This past Christmas, the bookshop raised Rs. 1.5 lakhs for the pediatric ward and in the past has helped renovate the neonatal ward and the thalassemia wards through public donations.
One memorable event was a spooky, all-night book reading event during the launch of the sixth Harry Potter title which was released in the morning. “We have made books come alive for many children,” says Janaki.
twistntales showed sensitivity towards all in the community- the bookstore not only organised events for senior citizens but also kept a few pairs of reading glasses handy for those “who were out on a stroll and decided to step inside the shop.” It has even offered space for neighbourhood children who wrote their own books and wanted them displayed.

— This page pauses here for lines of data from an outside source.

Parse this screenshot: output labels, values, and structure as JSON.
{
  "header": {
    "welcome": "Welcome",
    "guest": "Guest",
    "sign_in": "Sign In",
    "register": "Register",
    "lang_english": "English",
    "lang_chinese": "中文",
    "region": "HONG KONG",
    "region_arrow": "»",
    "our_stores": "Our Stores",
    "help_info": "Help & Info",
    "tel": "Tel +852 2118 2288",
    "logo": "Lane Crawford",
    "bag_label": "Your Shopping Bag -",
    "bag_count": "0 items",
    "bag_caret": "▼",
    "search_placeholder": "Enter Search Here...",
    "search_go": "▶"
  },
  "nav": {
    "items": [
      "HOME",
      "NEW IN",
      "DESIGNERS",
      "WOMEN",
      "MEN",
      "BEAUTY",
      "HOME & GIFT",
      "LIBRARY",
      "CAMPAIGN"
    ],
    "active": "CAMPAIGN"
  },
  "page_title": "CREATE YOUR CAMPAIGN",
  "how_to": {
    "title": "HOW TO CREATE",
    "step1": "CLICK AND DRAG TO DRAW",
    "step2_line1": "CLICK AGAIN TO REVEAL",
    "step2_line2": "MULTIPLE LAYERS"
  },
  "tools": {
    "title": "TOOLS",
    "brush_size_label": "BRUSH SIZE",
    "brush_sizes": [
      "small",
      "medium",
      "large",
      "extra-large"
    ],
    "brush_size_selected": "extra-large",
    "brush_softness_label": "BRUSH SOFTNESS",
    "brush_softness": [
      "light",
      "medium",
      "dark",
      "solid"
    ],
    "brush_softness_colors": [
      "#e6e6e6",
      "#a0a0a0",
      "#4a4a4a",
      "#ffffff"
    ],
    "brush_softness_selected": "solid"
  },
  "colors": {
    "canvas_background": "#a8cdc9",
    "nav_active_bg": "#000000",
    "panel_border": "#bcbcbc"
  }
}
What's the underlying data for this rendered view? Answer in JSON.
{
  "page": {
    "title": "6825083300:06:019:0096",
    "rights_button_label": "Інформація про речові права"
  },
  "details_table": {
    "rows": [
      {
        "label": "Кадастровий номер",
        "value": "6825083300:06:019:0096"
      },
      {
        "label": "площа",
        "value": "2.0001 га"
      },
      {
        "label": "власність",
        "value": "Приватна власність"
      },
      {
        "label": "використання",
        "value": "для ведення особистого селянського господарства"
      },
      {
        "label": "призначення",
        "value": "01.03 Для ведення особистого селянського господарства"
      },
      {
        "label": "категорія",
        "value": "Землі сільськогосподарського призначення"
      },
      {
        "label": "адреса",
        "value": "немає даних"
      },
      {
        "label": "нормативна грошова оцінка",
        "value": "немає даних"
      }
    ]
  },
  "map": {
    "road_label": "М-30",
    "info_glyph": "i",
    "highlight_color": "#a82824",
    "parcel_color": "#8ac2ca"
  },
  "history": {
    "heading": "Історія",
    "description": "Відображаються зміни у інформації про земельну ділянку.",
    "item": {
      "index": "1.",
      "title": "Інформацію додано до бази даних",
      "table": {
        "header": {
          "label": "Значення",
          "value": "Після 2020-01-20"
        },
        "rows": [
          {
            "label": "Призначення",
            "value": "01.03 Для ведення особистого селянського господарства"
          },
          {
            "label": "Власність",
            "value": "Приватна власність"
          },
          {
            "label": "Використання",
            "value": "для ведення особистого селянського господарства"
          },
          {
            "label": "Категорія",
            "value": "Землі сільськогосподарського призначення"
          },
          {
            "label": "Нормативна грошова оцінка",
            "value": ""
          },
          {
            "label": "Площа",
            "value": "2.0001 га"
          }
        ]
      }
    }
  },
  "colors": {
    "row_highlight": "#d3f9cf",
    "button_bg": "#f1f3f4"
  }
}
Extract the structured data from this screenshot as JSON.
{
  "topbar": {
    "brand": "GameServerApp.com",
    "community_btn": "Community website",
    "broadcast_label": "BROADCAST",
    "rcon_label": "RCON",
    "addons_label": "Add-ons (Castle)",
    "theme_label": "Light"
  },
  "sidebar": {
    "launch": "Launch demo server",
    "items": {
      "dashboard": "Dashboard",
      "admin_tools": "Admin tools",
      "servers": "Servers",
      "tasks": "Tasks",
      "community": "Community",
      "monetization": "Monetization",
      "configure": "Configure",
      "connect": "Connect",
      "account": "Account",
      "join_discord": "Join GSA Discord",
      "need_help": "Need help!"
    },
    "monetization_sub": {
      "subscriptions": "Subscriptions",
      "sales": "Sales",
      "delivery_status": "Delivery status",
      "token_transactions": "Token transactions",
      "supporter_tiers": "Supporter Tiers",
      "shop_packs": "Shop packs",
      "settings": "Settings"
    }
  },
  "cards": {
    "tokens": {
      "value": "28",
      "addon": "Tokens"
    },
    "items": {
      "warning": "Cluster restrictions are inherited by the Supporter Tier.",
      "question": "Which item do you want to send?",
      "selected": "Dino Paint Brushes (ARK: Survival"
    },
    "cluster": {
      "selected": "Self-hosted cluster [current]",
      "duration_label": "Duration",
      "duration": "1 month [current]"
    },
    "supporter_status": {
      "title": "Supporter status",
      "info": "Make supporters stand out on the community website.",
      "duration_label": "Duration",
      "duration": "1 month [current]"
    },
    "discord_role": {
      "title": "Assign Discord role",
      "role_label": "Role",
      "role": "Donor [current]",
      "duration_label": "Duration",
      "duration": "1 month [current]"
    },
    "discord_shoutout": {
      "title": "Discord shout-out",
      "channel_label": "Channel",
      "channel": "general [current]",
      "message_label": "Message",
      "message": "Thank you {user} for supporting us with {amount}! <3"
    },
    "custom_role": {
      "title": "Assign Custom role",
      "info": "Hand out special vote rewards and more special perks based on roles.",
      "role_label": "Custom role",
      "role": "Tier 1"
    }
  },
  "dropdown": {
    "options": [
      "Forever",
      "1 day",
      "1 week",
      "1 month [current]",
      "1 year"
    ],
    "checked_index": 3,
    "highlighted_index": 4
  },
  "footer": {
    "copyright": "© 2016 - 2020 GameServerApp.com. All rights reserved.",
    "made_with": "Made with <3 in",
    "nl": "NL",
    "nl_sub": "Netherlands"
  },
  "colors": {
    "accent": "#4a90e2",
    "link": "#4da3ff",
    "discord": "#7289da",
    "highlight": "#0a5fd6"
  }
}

All of this has given this bookshop a strong community connect, reinforced with a 4,000 strong mailing list, blog, a Facebook page and monthly mailers. Some of this bookshop’s die-hard fans have moved abroad or to other cities but still want to remain connected through the internet.
This community connect is one of the high points for this bookshop which took pride in saying, “We also sell books”.
Financially, the period from 2003 to 2009 was excellent for the bookshop when it held book exhibition-and-sales in Pune’s IT campuses. This came to a halt after some of these campuses gave space to booksellers as facilities offered to their employees.
Janaki sees a definite rise in the number of people reading books. “There are a lot of new readers in the market: many first time readers; software engineers from vernacular medium taking to reading. “They can’t connect with Wodehouse or Somerset Maugham- but can with Chetan Bhagat- and they have enlarged the market for books,” she says.
According to her, management books do not sell the way they used to as a lot of material is available on the net.
The sale of children’s books have gone up tremendously and Indian publishing in the Young Adult category is here to stay, says Janaki. The most popular books with teenagers are the Percy Jackson and Artemis Fowl series and the Wimpy Kid series for the pre-teens. “Semi-graphic novels have become very popular among teenagers and one publisher who has made a mark is the New Delhi-based Campfire Graphics, says this bookseller.
The outpouring of sadness over the closure of this bookshop after being around for 11 years has been tremendous. There are at least two hundred messages left behind in a farewell notebook kept on the counter, besides posts on the internet. As one patron said, this was “a place that’s meant something for all of us in this neighbourhood”. Many have felt guilty that they didn’t buy enough books from this shop that would have helped it prosper.
Janaki has the satisfaction of having done her best and does not mourn too much. She sees the death of small bookshops as inevitable in the sea of changes taking place in India.